“Midnight Visit” is told in six movements, five of which are based on famous works by Poe: “Morella,” “The Tell-Tale Heart,” “The Masque of the Red Death,” “Eleonora” and “Annabel Lee.”
Running through each is “this sense of loss and grief” triggered by the death of Poe’s mother, whom he lost at the age of 3 to tuberculosis.
Elizabeth Arnold Hopkins Poe (she and Edgar’s father, David Poe, were both actors) died young, at 23. So too did Poe’s cousin-wife Virginia Clemm, who also succumbed to tuberculosis at 24.
Both women — or some fictionalized, abstract versions of them — appear as ghosts in “Midnight Visit” accompanied by modern dancers and Averill’s five-piece rock/classical band.
“There’s this theme of this beautiful mother that echoes through Poe’s work,” Averill says. “It’s this tragic theme of using the young woman who comes back from death to haunt (the protagonist) and to say, ‘You should be loyal to me and never love another.’”
By the end of the musical, the midnight visitor leaves Poe’s grave with a greater understanding of the man and his stories.
The show moves fast, Averill says, and with the constantly moving backdrop of creepy digital images created by artists Clare Doveton and Jessica Kolokol, “there’s always something going on”
As for the mysterious circumstances surrounding Poe’s death, no one knows for certain. The author’s alcoholism and opium addiction probably took a toll, Averill guesses, but he can’t be sure.
Averill says he’d love to see “Midnight Poe” enjoy a long life onstage. Right now, he’s thinking of following up on a couple of connections he’s fostered in Kansas City and Chicago.
“He was his own worst enemy,” Averill says of Poe, but, “What always fascinated me about Poe is just the beauty that can come out of that pain and that agony.

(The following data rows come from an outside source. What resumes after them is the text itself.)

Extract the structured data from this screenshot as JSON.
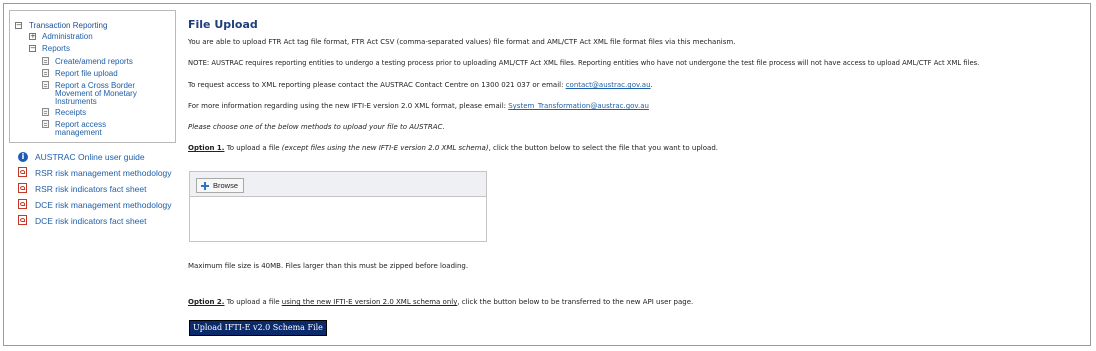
{
  "nav": {
    "tree": [
      {
        "label": "Transaction Reporting",
        "toggle": "−"
      },
      {
        "label": "Administration",
        "toggle": "+"
      },
      {
        "label": "Reports",
        "toggle": "−"
      },
      {
        "label": "Create/amend reports"
      },
      {
        "label": "Report file upload"
      },
      {
        "label": "Report a Cross Border"
      },
      {
        "label": "Movement of Monetary"
      },
      {
        "label": "Instruments"
      },
      {
        "label": "Receipts"
      },
      {
        "label": "Report access"
      },
      {
        "label": "management"
      }
    ],
    "links": [
      {
        "label": "AUSTRAC Online user guide",
        "icon": "info-icon"
      },
      {
        "label": "RSR risk management methodology",
        "icon": "pdf-icon"
      },
      {
        "label": "RSR risk indicators fact sheet",
        "icon": "pdf-icon"
      },
      {
        "label": "DCE risk management methodology",
        "icon": "pdf-icon"
      },
      {
        "label": "DCE risk indicators fact sheet",
        "icon": "pdf-icon"
      }
    ]
  },
  "main": {
    "title": "File Upload",
    "para1": "You are able to upload FTR Act tag file format, FTR Act CSV (comma-separated values) file format and AML/CTF Act XML file format files via this mechanism.",
    "para2": "NOTE: AUSTRAC requires reporting entities to undergo a testing process prior to uploading AML/CTF Act XML files. Reporting entities who have not undergone the test file process will not have access to upload AML/CTF Act XML files.",
    "para3_text": "To request access to XML reporting please contact the AUSTRAC Contact Centre on 1300 021 037 or email: ",
    "para3_link": "contact@austrac.gov.au",
    "para3_end": ".",
    "para4_text": "For more information regarding using the new IFTI-E version 2.0 XML format, please email: ",
    "para4_link": "System_Transformation@austrac.gov.au",
    "para5": "Please choose one of the below methods to upload your file to AUSTRAC.",
    "opt1_label": "Option 1.",
    "opt1_text": " To upload a file ",
    "opt1_italic": "(except files using the new IFTI-E version 2.0 XML schema)",
    "opt1_end": ", click the button below to select the file that you want to upload.",
    "browse_label": "Browse",
    "max_size": "Maximum file size is 40MB. Files larger than this must be zipped before loading.",
    "opt2_label": "Option 2.",
    "opt2_text": " To upload a file ",
    "opt2_underline": "using the new IFTI-E version 2.0 XML schema only",
    "opt2_end": ", click the button below to be transferred to the new API user page.",
    "upload_button": "Upload IFTI-E v2.0 Schema File"
  }
}
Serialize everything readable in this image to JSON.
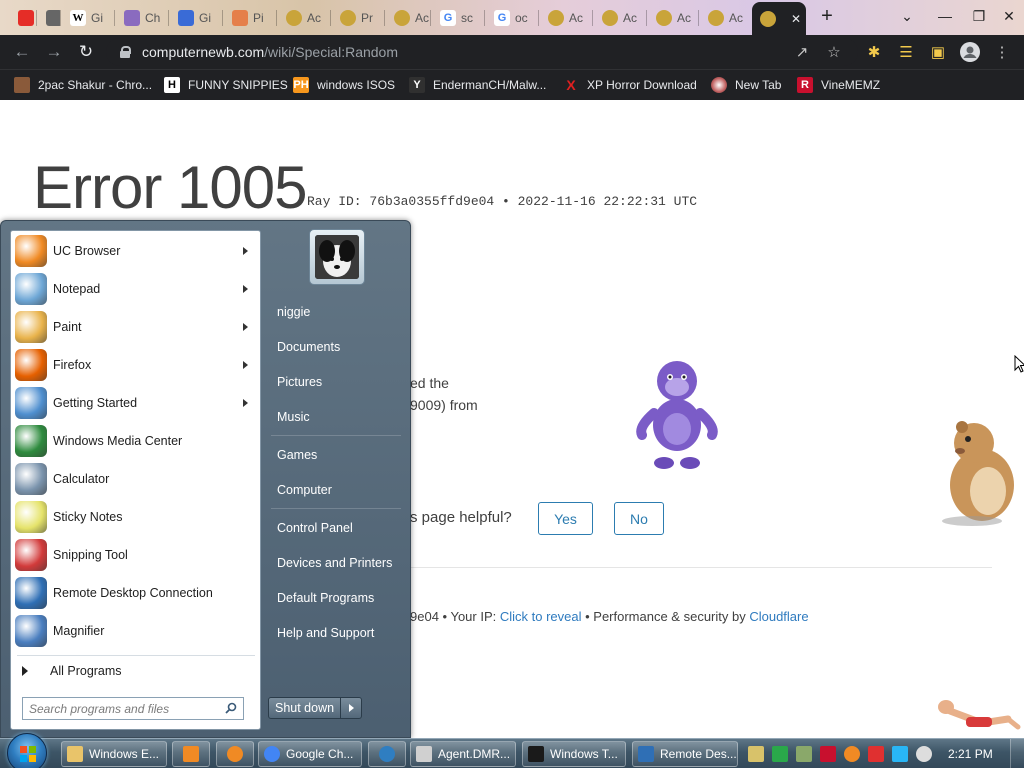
{
  "browser": {
    "address": {
      "host": "computernewb.com",
      "path": "/wiki/Special:Random"
    },
    "tabs": [
      {
        "title": "",
        "favicon": "youtube-icon",
        "color": "#e52d27"
      },
      {
        "title": "",
        "favicon": "mute-icon",
        "color": "#666666"
      },
      {
        "title": "Gi",
        "favicon": "wikipedia-icon",
        "color": "#ffffff"
      },
      {
        "title": "Ch",
        "favicon": "pen-icon",
        "color": "#8a6bbf"
      },
      {
        "title": "Gi",
        "favicon": "pen-icon",
        "color": "#3a6bd6"
      },
      {
        "title": "Pi",
        "favicon": "rainbow-icon",
        "color": "#e57f4a"
      },
      {
        "title": "Ac",
        "favicon": "cloudflare-icon",
        "color": "#c9a43a"
      },
      {
        "title": "Pr",
        "favicon": "cloudflare-icon",
        "color": "#c9a43a"
      },
      {
        "title": "Ac",
        "favicon": "cloudflare-icon",
        "color": "#c9a43a"
      },
      {
        "title": "sc",
        "favicon": "google-icon",
        "color": "#4285f4"
      },
      {
        "title": "oc",
        "favicon": "google-icon",
        "color": "#4285f4"
      },
      {
        "title": "Ac",
        "favicon": "cloudflare-icon",
        "color": "#c9a43a"
      },
      {
        "title": "Ac",
        "favicon": "cloudflare-icon",
        "color": "#c9a43a"
      },
      {
        "title": "Ac",
        "favicon": "cloudflare-icon",
        "color": "#c9a43a"
      },
      {
        "title": "Ac",
        "favicon": "cloudflare-icon",
        "color": "#c9a43a"
      },
      {
        "title": "",
        "favicon": "cloudflare-icon",
        "color": "#c9a43a",
        "active": true
      }
    ],
    "new_tab_symbol": "+",
    "close_symbol": "✕",
    "bookmarks": [
      {
        "label": "2pac Shakur - Chro...",
        "icon": "folder-person-icon",
        "color": "#8a5a3a"
      },
      {
        "label": "FUNNY SNIPPIES",
        "icon": "h-icon",
        "glyph": "H",
        "color": "#ffffff"
      },
      {
        "label": "windows ISOS",
        "icon": "ph-icon",
        "glyph": "PH",
        "color": "#f7971d"
      },
      {
        "label": "EndermanCH/Malw...",
        "icon": "yp-icon",
        "glyph": "Y",
        "color": "#303030"
      },
      {
        "label": "XP Horror Download",
        "icon": "x-icon",
        "glyph": "X",
        "color": "#e02020"
      },
      {
        "label": "New Tab",
        "icon": "globe-icon",
        "glyph": "",
        "color": "#c06060"
      },
      {
        "label": "VineMEMZ",
        "icon": "r-icon",
        "glyph": "R",
        "color": "#c8102e"
      }
    ]
  },
  "page": {
    "error_title": "Error 1005",
    "ray_id": "Ray ID: 76b3a0355ffd9e04 • 2022-11-16 22:22:31 UTC",
    "frag1": "ed the",
    "frag2": "9009) from",
    "helpful_q": "s page helpful?",
    "yes": "Yes",
    "no": "No",
    "footer_id": "9e04",
    "footer_ip": " • Your IP: ",
    "footer_reveal": "Click to reveal",
    "footer_perf": " • Performance & security by ",
    "footer_cf": "Cloudflare"
  },
  "startmenu": {
    "programs": [
      {
        "label": "UC Browser",
        "icon": "uc-browser-icon",
        "arrow": true,
        "color": "#f08a24"
      },
      {
        "label": "Notepad",
        "icon": "notepad-icon",
        "arrow": true,
        "color": "#6ea7d6"
      },
      {
        "label": "Paint",
        "icon": "paint-icon",
        "arrow": true,
        "color": "#e9b34b"
      },
      {
        "label": "Firefox",
        "icon": "firefox-icon",
        "arrow": true,
        "color": "#e66000"
      },
      {
        "label": "Getting Started",
        "icon": "getting-started-icon",
        "arrow": true,
        "color": "#4f8fcf"
      },
      {
        "label": "Windows Media Center",
        "icon": "media-center-icon",
        "arrow": false,
        "color": "#2e8b3e"
      },
      {
        "label": "Calculator",
        "icon": "calculator-icon",
        "arrow": false,
        "color": "#7b94ad"
      },
      {
        "label": "Sticky Notes",
        "icon": "sticky-notes-icon",
        "arrow": false,
        "color": "#e5e36a"
      },
      {
        "label": "Snipping Tool",
        "icon": "snipping-tool-icon",
        "arrow": false,
        "color": "#d23b3b"
      },
      {
        "label": "Remote Desktop Connection",
        "icon": "remote-desktop-icon",
        "arrow": false,
        "color": "#2f6fb5"
      },
      {
        "label": "Magnifier",
        "icon": "magnifier-icon",
        "arrow": false,
        "color": "#4a7ebf"
      }
    ],
    "all_programs": "All Programs",
    "search_placeholder": "Search programs and files",
    "right": [
      {
        "label": "niggie",
        "name": "user-name"
      },
      {
        "label": "Documents",
        "name": "documents"
      },
      {
        "label": "Pictures",
        "name": "pictures"
      },
      {
        "label": "Music",
        "name": "music"
      },
      {
        "label": "Games",
        "name": "games"
      },
      {
        "label": "Computer",
        "name": "computer"
      },
      {
        "label": "Control Panel",
        "name": "control-panel"
      },
      {
        "label": "Devices and Printers",
        "name": "devices-and-printers"
      },
      {
        "label": "Default Programs",
        "name": "default-programs"
      },
      {
        "label": "Help and Support",
        "name": "help-and-support"
      }
    ],
    "shutdown": "Shut down"
  },
  "taskbar": {
    "tasks": [
      {
        "label": "Windows E...",
        "icon": "explorer-icon",
        "color": "#e9c46a"
      },
      {
        "label": "",
        "icon": "media-player-icon",
        "color": "#f08a24"
      },
      {
        "label": "",
        "icon": "uc-browser-icon",
        "color": "#f08a24"
      },
      {
        "label": "Google Ch...",
        "icon": "chrome-icon",
        "color": "#4285f4"
      },
      {
        "label": "",
        "icon": "ie-icon",
        "color": "#2f7ec1"
      },
      {
        "label": "Agent.DMR...",
        "icon": "window-icon",
        "color": "#d0d0d0"
      },
      {
        "label": "Windows T...",
        "icon": "terminal-icon",
        "color": "#1a1a1a"
      },
      {
        "label": "Remote Des...",
        "icon": "remote-desktop-icon",
        "color": "#2f6fb5"
      }
    ],
    "tray": [
      {
        "icon": "wrench-icon",
        "color": "#d8c26a"
      },
      {
        "icon": "green-square-icon",
        "color": "#2aa84a"
      },
      {
        "icon": "grid-icon",
        "color": "#8aa86a"
      },
      {
        "icon": "v-icon",
        "color": "#c8102e"
      },
      {
        "icon": "search-tray-icon",
        "color": "#f08a24"
      },
      {
        "icon": "flag-icon",
        "color": "#e03030"
      },
      {
        "icon": "monitor-icon",
        "color": "#29b6f6"
      },
      {
        "icon": "volume-icon",
        "color": "#dddddd"
      }
    ],
    "clock": "2:21 PM"
  }
}
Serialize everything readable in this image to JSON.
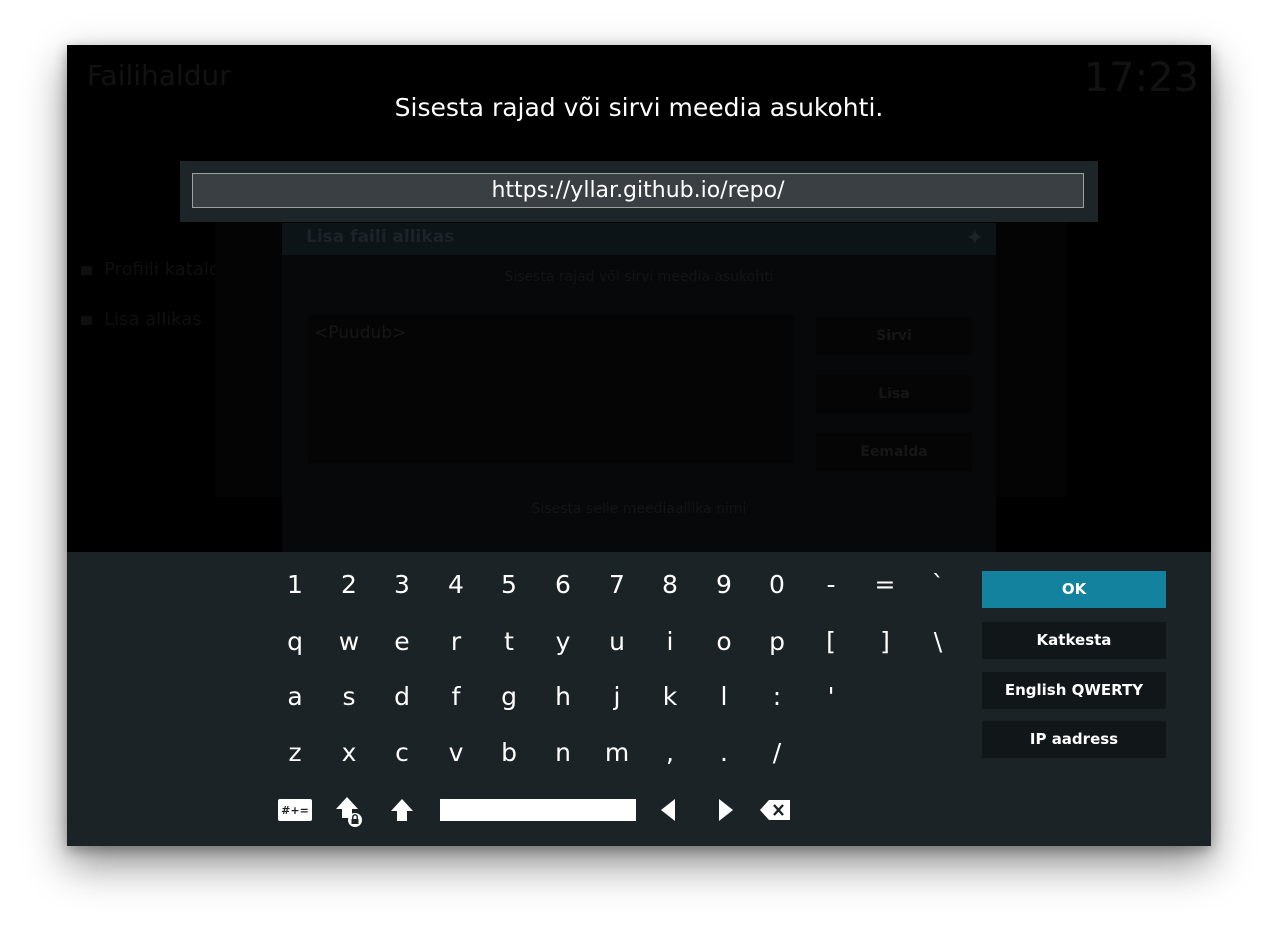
{
  "background": {
    "title": "Failihaldur",
    "clock": "17:23",
    "sidebar": [
      "Profiili kataloog",
      "Lisa allikas"
    ],
    "dialog": {
      "title": "Lisa faili allikas",
      "subtitle": "Sisesta rajad või sirvi meedia asukohti",
      "list_placeholder": "<Puudub>",
      "buttons": [
        "Sirvi",
        "Lisa",
        "Eemalda"
      ],
      "name_hint": "Sisesta selle meediaallika nimi"
    }
  },
  "keyboard_dialog": {
    "heading": "Sisesta rajad või sirvi meedia asukohti.",
    "input_value": "https://yllar.github.io/repo/"
  },
  "keys": {
    "row1": [
      "1",
      "2",
      "3",
      "4",
      "5",
      "6",
      "7",
      "8",
      "9",
      "0",
      "-",
      "=",
      "`"
    ],
    "row2": [
      "q",
      "w",
      "e",
      "r",
      "t",
      "y",
      "u",
      "i",
      "o",
      "p",
      "[",
      "]",
      "\\"
    ],
    "row3": [
      "a",
      "s",
      "d",
      "f",
      "g",
      "h",
      "j",
      "k",
      "l",
      ":",
      "'"
    ],
    "row4": [
      "z",
      "x",
      "c",
      "v",
      "b",
      "n",
      "m",
      ",",
      ".",
      "/"
    ]
  },
  "toolbar": {
    "symbols_label": "#+="
  },
  "side_buttons": {
    "ok": "OK",
    "cancel": "Katkesta",
    "layout": "English QWERTY",
    "ip": "IP aadress"
  },
  "colors": {
    "accent": "#12829f",
    "keyboard_bg": "#1c2326",
    "button_bg": "#111618"
  }
}
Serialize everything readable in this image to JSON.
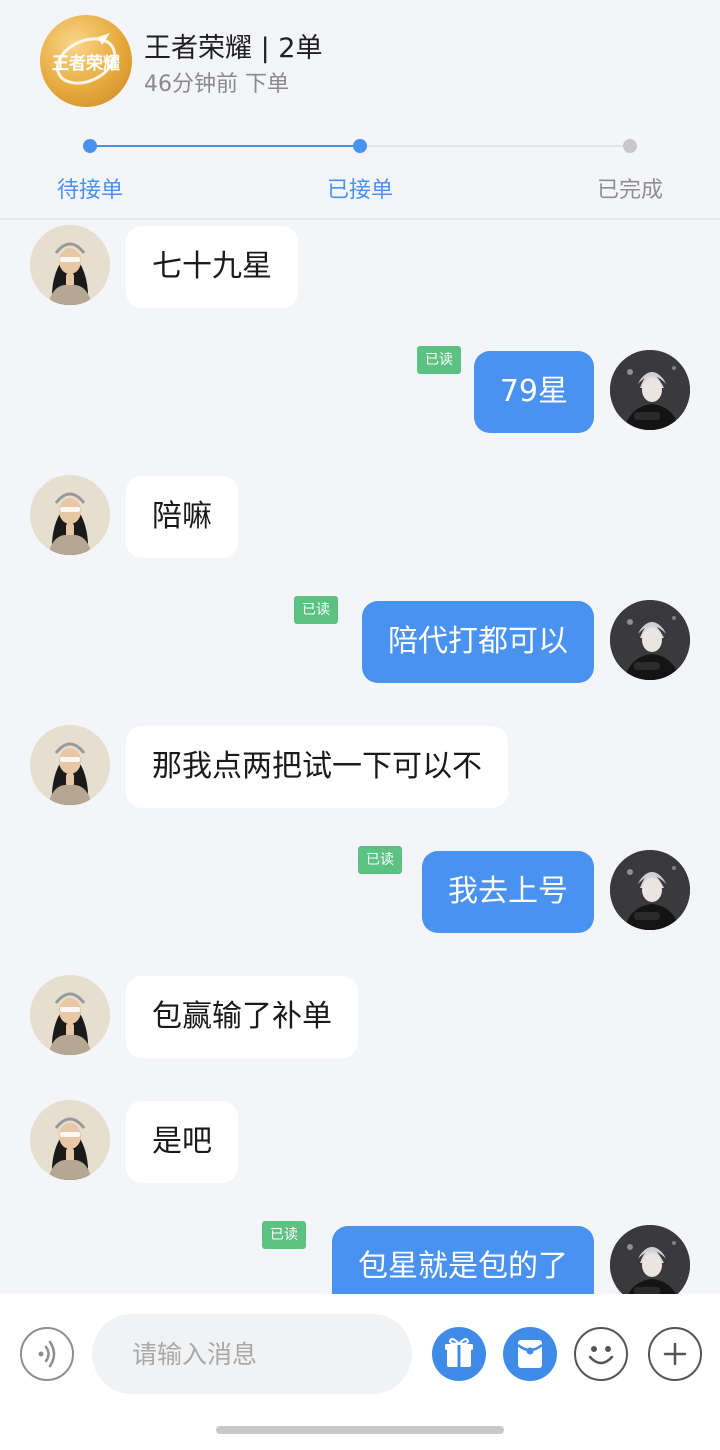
{
  "order": {
    "game_title": "王者荣耀 | 2单",
    "time": "46分钟前 下单",
    "logo_text": "王者荣耀"
  },
  "progress": {
    "steps": [
      {
        "label": "待接单",
        "state": "done"
      },
      {
        "label": "已接单",
        "state": "current"
      },
      {
        "label": "已完成",
        "state": "pending"
      }
    ],
    "colors": {
      "active": "#4a92f0",
      "inactive": "#8e8e8e"
    }
  },
  "chat": {
    "read_label": "已读",
    "messages": [
      {
        "from": "other",
        "text": "七十九星"
      },
      {
        "from": "me",
        "text": "79星",
        "read": true
      },
      {
        "from": "other",
        "text": "陪嘛"
      },
      {
        "from": "me",
        "text": "陪代打都可以",
        "read": true
      },
      {
        "from": "other",
        "text": "那我点两把试一下可以不"
      },
      {
        "from": "me",
        "text": "我去上号",
        "read": true
      },
      {
        "from": "other",
        "text": "包赢输了补单"
      },
      {
        "from": "other",
        "text": "是吧"
      },
      {
        "from": "me",
        "text": "包星就是包的了",
        "read": true
      }
    ]
  },
  "input": {
    "placeholder": "请输入消息"
  },
  "icons": [
    "voice-icon",
    "gift-icon",
    "red-packet-icon",
    "emoji-icon",
    "plus-icon"
  ]
}
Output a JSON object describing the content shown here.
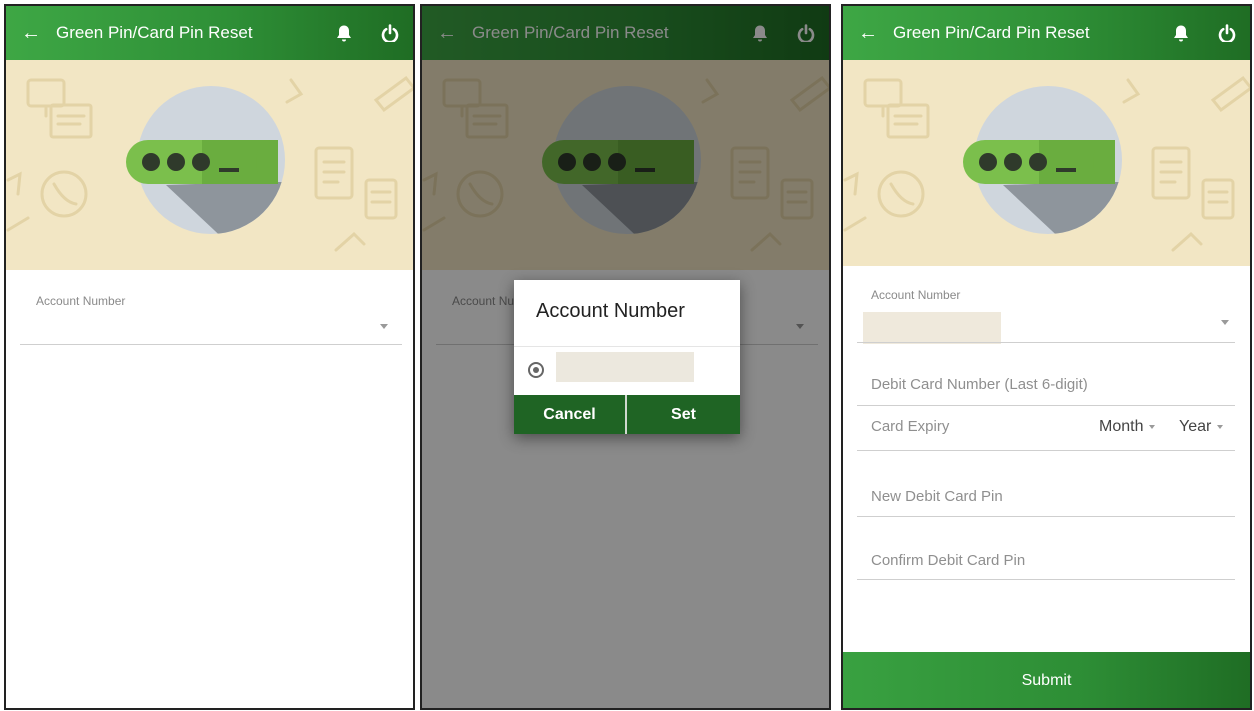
{
  "appbar": {
    "title": "Green Pin/Card Pin Reset",
    "back_icon": "arrow-left-icon",
    "notification_icon": "bell-icon",
    "power_icon": "power-icon"
  },
  "colors": {
    "primary": "#2e8f36",
    "primary_dark": "#1f6424",
    "hero_background": "#f2e6c4",
    "circle": "#cfd6dd",
    "pin_pill": "#7bbf4c"
  },
  "form": {
    "account_label": "Account Number",
    "account_value": "",
    "debit_card_placeholder": "Debit Card Number (Last 6-digit)",
    "card_expiry_label": "Card Expiry",
    "month_label": "Month",
    "year_label": "Year",
    "new_pin_placeholder": "New Debit Card Pin",
    "confirm_pin_placeholder": "Confirm Debit Card Pin",
    "submit_label": "Submit"
  },
  "dialog": {
    "title": "Account Number",
    "option_value": "",
    "cancel_label": "Cancel",
    "set_label": "Set"
  }
}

It’s just astounding.”
"Midnight Visit to the Grave of Poe: A Grotesque Arabesque" will be performed at 7:30 p.m. Thursday, Friday and Saturday, aka Halloween (when guests are invited to wear their "best gothic Halloween costumes"), at the Lawrence Arts Center, 940 New Hampshire St.
Tickets range from $10 to $25, and can be purchased at the box office, 940 New Hampshire St., or online at lawrenceartscenter.org.
For younger folks
"Midnight Visit," per Averill's description, is geared more toward adults and "sophisticated teens" than kiddos.
The Lawrence Arts Center's other spooky yet family-friendly production, "The Boy Who Left Home to Find out About the Shivers," also runs through Halloween. Tickets range from $8 to $12.